__Component data from apps and pages__.
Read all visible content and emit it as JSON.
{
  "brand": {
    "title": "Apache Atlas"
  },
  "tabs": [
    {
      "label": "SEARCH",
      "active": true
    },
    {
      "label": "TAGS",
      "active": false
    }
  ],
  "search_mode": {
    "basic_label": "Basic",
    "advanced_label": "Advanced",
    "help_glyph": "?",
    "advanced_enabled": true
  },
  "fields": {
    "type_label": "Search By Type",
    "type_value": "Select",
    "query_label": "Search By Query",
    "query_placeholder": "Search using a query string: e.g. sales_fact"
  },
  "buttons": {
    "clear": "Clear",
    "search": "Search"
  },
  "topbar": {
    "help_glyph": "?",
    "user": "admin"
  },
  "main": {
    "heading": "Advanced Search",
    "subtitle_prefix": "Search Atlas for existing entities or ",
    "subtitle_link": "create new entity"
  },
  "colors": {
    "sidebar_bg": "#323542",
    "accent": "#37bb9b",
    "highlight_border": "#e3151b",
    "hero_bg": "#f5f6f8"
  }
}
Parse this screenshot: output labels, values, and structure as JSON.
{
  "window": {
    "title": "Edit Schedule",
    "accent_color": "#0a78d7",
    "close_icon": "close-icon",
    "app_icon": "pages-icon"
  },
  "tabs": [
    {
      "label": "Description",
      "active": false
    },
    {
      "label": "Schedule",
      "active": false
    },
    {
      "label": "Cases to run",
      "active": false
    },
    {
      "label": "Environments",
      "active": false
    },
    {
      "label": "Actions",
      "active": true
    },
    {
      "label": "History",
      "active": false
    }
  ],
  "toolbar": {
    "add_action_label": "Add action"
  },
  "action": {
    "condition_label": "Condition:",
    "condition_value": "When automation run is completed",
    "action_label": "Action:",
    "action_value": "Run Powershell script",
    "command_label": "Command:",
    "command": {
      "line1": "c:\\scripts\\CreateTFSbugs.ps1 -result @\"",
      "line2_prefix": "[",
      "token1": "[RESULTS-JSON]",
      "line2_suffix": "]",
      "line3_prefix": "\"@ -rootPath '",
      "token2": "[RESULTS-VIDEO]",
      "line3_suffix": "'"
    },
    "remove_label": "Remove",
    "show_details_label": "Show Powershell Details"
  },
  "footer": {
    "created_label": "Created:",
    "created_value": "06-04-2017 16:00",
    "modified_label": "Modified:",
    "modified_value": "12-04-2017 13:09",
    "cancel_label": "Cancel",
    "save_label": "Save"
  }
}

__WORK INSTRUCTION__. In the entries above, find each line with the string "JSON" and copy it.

__SOLUTION FOR THIS EXERCISE__.
Read all visible content and emit it as JSON.
Parse this screenshot: output labels, values, and structure as JSON.
      "token1": "[RESULTS-JSON]",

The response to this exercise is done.